In Brave New World, the community is given priority above the individual; and although this priority may seem like a sort of devotion, the way in which Huxley illustrates it strips a person of any form of individuality. William Matter sees that in Huxley’s Brave New World, “individuality must be repressed because it invites a malleable social structure” (Matter 95). This elimination of individuality causes no depth of feeling, no creativity and no intellectual excitement. What makes a person an individual is to have a sense of himself as being separate, distinct, and unique. This sense of self includes both the joys and sorrows of one’s life.
Individualism: ones individuality, what makes us different from everyone else, allows us to stand out in society, makes us unique.

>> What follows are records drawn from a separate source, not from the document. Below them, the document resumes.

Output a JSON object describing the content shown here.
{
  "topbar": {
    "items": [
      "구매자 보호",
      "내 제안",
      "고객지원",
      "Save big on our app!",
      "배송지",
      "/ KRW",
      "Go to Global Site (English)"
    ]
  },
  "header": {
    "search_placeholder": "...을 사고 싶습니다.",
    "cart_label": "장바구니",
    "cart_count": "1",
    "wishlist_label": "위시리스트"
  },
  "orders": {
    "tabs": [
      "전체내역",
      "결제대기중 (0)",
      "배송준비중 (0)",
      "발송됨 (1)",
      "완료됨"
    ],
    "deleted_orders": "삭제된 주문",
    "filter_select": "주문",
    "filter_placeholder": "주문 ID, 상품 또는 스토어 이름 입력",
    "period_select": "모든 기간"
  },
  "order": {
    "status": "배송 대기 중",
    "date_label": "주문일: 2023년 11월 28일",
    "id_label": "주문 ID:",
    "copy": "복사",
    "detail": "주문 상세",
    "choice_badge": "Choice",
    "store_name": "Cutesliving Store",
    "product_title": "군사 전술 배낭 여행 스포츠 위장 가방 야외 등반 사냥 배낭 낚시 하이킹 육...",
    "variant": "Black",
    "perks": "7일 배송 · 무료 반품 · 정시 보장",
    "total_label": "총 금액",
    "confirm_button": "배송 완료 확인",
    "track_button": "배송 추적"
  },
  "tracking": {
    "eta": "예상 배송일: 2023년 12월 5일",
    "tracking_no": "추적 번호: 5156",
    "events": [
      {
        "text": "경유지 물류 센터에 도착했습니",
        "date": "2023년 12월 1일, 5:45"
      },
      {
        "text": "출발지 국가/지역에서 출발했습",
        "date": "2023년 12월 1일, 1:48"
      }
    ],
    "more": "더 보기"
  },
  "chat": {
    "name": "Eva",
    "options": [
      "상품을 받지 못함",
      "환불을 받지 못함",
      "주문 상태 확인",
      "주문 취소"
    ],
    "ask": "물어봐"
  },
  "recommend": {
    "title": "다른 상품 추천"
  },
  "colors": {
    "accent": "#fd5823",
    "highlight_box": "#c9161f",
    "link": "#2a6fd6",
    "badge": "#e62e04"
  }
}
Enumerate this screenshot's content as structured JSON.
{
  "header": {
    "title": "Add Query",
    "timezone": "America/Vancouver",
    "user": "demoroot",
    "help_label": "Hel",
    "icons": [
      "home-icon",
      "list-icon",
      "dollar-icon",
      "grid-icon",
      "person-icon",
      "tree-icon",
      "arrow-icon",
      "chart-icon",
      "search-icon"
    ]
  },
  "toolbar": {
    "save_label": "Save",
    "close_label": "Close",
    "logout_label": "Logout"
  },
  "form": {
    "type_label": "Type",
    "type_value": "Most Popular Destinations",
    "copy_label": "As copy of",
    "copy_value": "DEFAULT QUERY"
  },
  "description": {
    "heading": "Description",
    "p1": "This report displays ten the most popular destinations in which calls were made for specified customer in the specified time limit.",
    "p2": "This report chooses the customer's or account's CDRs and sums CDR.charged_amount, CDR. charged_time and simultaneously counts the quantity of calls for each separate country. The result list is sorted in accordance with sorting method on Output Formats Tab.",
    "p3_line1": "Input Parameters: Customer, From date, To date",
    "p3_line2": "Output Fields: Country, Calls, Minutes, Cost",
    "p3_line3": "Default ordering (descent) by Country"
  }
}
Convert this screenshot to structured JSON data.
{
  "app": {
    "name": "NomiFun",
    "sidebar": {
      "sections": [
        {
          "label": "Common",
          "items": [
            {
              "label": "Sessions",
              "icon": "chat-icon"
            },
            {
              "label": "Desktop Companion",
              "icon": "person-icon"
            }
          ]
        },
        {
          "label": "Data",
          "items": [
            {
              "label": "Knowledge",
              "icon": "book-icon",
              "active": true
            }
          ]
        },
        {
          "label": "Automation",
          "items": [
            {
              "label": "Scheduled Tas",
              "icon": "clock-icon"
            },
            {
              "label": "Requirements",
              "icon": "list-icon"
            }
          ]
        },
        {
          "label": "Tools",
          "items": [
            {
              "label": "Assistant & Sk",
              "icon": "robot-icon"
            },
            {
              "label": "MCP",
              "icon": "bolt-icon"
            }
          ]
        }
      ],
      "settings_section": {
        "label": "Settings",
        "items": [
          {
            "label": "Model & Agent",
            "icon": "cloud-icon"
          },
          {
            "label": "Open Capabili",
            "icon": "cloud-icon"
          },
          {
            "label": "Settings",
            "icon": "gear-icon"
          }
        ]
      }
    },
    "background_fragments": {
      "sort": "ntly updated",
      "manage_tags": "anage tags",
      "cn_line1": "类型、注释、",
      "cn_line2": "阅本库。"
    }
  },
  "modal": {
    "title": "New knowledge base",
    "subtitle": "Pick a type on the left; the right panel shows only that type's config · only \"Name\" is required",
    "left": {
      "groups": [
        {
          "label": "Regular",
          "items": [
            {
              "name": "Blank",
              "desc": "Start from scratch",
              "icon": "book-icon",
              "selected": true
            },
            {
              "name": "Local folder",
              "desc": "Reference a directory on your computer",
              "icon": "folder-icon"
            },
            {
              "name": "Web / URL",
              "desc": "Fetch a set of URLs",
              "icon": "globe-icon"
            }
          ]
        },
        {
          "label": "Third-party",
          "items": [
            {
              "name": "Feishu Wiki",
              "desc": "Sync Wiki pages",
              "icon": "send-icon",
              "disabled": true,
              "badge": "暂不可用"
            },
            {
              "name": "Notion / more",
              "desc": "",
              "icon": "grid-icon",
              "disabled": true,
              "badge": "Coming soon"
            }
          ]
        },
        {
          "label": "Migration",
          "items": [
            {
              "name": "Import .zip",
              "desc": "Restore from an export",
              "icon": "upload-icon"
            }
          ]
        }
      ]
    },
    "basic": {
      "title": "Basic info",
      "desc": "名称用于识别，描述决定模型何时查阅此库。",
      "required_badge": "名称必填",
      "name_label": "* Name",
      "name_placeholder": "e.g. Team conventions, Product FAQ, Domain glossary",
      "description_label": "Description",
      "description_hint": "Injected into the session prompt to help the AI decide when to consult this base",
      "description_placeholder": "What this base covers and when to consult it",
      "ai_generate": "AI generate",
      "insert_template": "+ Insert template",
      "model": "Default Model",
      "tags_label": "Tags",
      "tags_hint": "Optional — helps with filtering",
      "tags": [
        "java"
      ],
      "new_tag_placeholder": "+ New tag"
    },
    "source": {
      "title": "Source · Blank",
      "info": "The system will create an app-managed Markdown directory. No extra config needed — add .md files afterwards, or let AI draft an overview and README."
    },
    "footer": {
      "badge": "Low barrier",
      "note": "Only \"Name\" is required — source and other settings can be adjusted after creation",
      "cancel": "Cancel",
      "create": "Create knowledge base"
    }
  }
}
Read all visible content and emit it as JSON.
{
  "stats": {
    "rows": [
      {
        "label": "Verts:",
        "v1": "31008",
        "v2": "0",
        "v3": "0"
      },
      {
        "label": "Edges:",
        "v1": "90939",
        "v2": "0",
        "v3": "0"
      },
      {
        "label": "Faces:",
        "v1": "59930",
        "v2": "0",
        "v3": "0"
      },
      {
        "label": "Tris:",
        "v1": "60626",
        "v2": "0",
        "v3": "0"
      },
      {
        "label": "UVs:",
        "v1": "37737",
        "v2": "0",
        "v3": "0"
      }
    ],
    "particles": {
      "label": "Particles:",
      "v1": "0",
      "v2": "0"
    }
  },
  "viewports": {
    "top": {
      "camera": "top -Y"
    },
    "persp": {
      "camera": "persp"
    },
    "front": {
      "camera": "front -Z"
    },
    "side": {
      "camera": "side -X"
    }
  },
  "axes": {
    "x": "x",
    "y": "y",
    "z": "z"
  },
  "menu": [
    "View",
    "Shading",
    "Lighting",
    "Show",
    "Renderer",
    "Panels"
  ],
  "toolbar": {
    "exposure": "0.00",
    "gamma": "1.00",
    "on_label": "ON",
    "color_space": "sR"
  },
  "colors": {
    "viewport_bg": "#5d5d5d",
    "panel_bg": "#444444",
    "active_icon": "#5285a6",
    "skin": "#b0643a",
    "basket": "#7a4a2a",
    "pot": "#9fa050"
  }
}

In Aldous Huxley’s novel A Brave New World, the word individualism is unknown to the civilians living in this dystopian lifestyle created by Huxley. “A squat grey building of only thirty-four storeys. Over the main entrance the words, Central London Hatchery and Conditioning Centre, and, in a shield, the world states motto, Community, Identity, Stability” (Huxley 1) From the way the world state is producing humans, to the similarities between inanimate objects and civilians of the world state and the controlling of members of the world state with the use of soma, we are able to see the world state has no individuality and for this reason everyone is the same making everyone almost
In modern society there is much value placed on the concept of individual freedom. However, too much freedom can provide an individual with the power to interfere with the happiness of others, thus a balance between freedom and state regulated order is required. The concept of an individual struggling against an order focused society is a common topic in texts. In Aldous Huxley’s 1933 novel Brave New World, this concept is explored by John, an outsider in a dystopian world society that places high value on stability rather than individualism. In Stanley Kubrick’s 1971 film A Clockwork Orange, which is based Anthony Burgess’s 1962 novel of the same name, a similar dystopian society is explored by the aggressively individualistic Alex.
Many people across the world have their own definition and beliefs of the word individualism. There is nothing selfish to be able to express ones personality and internal emotions. Being an individual alone could value a person’s overall true character. The claim presented would be opposed by many because people like to feel independent and self-reliant. Individualism in today’s society lets people express themselves, and helps create something small into something big. For a long time now individualism has existed since the founding of our country. History was created by those who showed independence and proved that an individual can do it all.